  • Crazy4dogs

    Haha Tammy! Mine would definitely eating PB&J too! 😉

    I would mention it to your local store’s reps. Couldn’t hurt!

  • Storm’s Mom

    Hi Tammy, didn’t mean at all to imply that you would :-) Was just asking aimee if she’d recommend everyone else do what she did at that expo, given the chance.

    Enjoy your holiday weekend, too!

  • Tammy

    Oh gosh, I would not make a scene if that is what you mean, lol! I did not think Aimee was suggesting I do what she did, just relaying her own experience. I wouldn’t mind speaking to one of their reps, one on one, at the feed store I normally shop at. The store keeps records of the products you purchase, it would be easy to show it is a food I routinely purchase. Not because I expect anything at this point, just to hear their perspective.

    I am fortunate that I can afford this costly mistake even if it does sting. My dogs are my world and when I say they often eat better than I do it is pretty much the truth, lol! I told my DH when it happened he was eating pb&j for the next 2 weeks!

    Thank you everyone for your opinions and experiences. I am very grateful for your input.
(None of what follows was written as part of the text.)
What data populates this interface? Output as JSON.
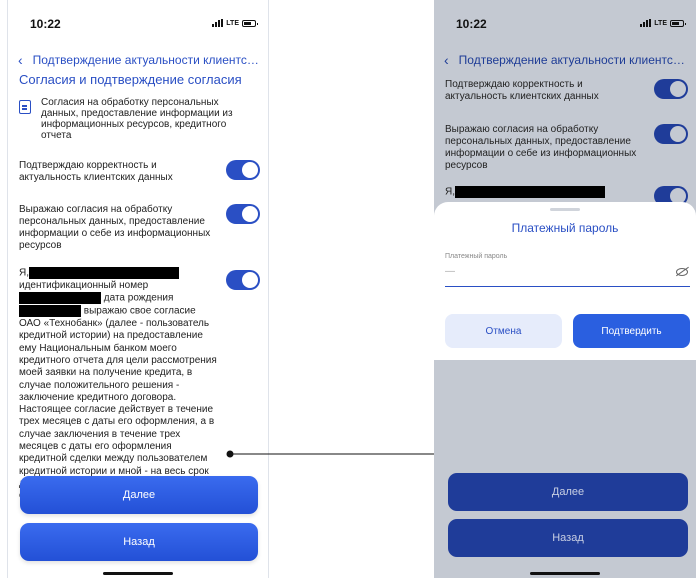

Enjoy your holiday weekend!

  • Storm’s Mom

    Yeah, at a “limited admission pet expo” with lots of potentially fairly influential people milling about within earshot of any problem that may be voiced about a product, the level of service you’d get would probably (have to) be pretty darn good regardless of whether or not you had proof. Not sure what that has to do with this situation? Are you suggesting Tammy (and everyone with an issue with a pet food product) ambush a pet expo??

  • aimee

    Hi Tammy,

    In the only experience I have ever had with a food, I had no proof of the problem. Repeated purchases of raw food had freezer burn. The first bag I just chalked it up to chance but then the next bag was the same. The store I purchased it from just said ‘Well no one else has complained”

    The company asked where I purchased it and then gave me 4 coupons, each for a free 6 lb bag of frozen product.

    I may have gotten such good service because I was at a limited admission pet expo.

  • Crazy4cats

    Yes, the whole situation stinks. I would have been upset too. That is a lot of money down the drain. After understanding the situation better, I agree that maybe they could have done more for you since you would have had so far to drive to return it. Too bad there are so many people that do try to abuse return policies making it harder for honest people to be treated fairly. Good luck to you!

  • Tammy

    I didn’t even bother calling them after the fiasco with Orijen customer service, lol! Definitely an expensive lesson learned!

  • Tammy

    That would have been a great option if it was possible. If you read the other replies above they will explain why it was not. Thanks for your input though!

  • Tammy

    Nope, it happened upon opening the bag for the first time.